Rule 5: Strategy
A game should give the opportunity to devise a winning strategy. In most cases, one learns it after some time, at the game's pinnacle point — first, players have to understand the rules, and only then they can think up ways to hone their skill. This is also important, as it reflects real life where we always look for opportunities to improvement.
What cannot be called a game
Solving cases, brainstorming, teamwork — all of these are great, but they are no games. Some event's organizers may believe they are, but they just don't understand a game's basic principles. Also, one can't call a discussion, where the moderator asks the participants questions or to solve a case, a game, as well.
So, what is the benefit of games?
What do participants get? Some new skill? New knowledge? Every particular goal calls for a specific game. This is what educators or business coaches have to understand.
"Games are great in teaching participants certain algorithms, explaining concepts or making them share their ideas. Yet, they won't help one remember a poem or learn some great amount of data — those are completely different tasks", notes Maksim Ivanov.
To explain how games can be introduced in schools and universities, ITMO's Master's students launch the "Games in Education" course. Chosen educators will be able to participate in it for free; the on-site event will start on April, 12, while the online course will start earlier in March. The educators will understand the nature of games, and learn to create them.

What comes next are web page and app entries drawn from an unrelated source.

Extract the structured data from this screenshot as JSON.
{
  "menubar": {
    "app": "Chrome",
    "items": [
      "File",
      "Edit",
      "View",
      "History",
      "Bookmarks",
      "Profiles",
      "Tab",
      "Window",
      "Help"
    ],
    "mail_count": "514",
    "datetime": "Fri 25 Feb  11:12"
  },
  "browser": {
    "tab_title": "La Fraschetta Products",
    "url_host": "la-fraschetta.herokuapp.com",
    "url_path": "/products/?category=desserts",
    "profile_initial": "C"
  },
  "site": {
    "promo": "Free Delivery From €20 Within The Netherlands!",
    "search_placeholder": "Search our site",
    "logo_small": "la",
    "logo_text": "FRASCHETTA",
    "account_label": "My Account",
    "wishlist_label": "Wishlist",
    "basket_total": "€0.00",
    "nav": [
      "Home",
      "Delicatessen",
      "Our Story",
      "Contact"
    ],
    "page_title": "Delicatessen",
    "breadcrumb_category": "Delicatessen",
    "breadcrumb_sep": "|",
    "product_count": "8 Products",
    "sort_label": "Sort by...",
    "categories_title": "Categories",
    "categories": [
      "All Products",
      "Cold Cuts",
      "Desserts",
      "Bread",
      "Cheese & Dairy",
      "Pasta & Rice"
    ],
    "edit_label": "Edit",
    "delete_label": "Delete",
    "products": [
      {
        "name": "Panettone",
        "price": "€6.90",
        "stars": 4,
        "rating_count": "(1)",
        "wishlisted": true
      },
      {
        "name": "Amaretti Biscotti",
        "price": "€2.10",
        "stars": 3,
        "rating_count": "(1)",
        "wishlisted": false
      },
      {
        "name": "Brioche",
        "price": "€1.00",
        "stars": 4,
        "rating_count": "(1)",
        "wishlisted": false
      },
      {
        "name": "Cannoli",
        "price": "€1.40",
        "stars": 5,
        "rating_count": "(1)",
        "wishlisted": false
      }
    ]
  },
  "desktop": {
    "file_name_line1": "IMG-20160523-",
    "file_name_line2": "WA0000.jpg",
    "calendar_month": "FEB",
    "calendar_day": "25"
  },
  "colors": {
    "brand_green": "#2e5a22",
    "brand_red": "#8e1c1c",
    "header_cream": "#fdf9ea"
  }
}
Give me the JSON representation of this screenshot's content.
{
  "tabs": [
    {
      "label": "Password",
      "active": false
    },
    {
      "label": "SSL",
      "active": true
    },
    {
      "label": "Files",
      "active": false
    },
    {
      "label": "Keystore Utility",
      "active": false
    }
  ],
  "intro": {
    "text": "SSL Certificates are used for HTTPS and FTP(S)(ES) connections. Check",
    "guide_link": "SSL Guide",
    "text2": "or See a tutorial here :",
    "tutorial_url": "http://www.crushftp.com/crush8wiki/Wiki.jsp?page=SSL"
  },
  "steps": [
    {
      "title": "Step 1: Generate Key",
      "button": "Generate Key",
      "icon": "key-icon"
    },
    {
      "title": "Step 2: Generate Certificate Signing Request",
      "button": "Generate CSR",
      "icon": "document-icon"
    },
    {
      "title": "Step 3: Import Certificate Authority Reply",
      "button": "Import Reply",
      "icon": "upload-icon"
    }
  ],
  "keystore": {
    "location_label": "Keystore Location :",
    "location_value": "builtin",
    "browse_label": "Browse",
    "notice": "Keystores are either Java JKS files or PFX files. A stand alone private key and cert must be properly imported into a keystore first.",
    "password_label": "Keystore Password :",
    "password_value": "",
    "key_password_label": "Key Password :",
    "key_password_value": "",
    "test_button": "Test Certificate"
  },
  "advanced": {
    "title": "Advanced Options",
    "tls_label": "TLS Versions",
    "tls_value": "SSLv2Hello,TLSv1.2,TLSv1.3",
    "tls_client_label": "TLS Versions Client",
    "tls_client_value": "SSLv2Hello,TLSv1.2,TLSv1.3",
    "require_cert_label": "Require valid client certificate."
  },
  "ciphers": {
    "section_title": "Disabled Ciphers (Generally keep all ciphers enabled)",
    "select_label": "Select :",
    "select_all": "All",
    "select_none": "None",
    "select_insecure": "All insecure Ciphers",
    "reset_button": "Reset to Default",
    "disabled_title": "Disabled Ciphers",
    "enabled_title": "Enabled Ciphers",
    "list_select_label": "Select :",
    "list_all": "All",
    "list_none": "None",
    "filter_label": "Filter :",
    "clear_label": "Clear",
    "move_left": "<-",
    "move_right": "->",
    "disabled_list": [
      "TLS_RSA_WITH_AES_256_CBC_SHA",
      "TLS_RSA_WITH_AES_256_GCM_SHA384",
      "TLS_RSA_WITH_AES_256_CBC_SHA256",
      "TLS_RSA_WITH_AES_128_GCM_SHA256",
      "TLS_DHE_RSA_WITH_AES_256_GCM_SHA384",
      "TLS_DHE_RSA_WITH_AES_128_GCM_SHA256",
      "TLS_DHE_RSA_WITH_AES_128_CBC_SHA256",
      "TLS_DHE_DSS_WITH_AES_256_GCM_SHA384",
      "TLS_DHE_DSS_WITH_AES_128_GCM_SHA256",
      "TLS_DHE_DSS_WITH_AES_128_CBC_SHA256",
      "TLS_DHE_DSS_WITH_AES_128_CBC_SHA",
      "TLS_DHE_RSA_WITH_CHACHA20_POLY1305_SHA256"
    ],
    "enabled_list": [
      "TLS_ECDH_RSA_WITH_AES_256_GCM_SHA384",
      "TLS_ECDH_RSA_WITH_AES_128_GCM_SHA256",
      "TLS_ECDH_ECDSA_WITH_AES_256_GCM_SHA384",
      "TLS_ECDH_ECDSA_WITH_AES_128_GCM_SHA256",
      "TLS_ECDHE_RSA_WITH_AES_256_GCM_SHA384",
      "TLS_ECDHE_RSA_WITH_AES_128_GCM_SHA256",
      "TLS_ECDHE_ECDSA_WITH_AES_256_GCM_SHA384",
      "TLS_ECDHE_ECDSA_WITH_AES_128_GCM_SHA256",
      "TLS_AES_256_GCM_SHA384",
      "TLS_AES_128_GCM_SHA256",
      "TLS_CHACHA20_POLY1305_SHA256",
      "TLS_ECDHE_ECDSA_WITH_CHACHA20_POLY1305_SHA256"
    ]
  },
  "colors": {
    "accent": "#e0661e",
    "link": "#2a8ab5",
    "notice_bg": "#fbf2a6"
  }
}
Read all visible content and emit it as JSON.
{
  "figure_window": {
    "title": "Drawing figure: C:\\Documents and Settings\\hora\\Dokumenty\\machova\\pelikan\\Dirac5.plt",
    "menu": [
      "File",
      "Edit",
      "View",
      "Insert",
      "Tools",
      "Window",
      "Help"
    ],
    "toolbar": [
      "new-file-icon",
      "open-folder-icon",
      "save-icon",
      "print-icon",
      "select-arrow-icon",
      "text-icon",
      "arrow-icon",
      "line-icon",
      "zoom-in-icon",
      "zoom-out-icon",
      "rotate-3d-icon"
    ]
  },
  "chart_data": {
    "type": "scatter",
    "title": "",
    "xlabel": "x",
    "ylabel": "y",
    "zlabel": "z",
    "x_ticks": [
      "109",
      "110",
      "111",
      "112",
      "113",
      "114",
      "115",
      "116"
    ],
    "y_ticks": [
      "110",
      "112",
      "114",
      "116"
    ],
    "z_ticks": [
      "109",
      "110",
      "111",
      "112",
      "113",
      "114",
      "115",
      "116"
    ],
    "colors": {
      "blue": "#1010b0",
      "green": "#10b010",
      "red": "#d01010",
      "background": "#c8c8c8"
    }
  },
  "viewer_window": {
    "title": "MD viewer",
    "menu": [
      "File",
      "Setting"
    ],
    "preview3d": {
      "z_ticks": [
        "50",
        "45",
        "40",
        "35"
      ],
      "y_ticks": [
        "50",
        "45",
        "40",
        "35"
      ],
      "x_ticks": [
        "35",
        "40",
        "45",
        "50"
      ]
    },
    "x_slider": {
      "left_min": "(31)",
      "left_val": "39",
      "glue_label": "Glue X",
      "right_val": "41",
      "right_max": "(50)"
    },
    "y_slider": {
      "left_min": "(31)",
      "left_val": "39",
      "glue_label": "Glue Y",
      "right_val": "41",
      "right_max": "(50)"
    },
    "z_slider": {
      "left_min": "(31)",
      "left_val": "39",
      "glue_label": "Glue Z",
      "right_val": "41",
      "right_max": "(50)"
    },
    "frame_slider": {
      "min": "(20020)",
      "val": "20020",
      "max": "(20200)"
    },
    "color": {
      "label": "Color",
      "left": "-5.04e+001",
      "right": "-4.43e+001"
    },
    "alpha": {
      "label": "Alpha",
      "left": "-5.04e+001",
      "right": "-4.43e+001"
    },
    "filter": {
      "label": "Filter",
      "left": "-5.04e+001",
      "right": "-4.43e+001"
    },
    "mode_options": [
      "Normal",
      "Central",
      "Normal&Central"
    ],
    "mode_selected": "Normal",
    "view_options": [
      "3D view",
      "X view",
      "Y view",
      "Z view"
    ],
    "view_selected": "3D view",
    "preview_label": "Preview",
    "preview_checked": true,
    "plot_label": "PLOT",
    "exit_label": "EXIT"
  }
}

More than 40 people will participate in the on-site event, whereas any number of participants may follow the course online — all you need for it is just Internet access.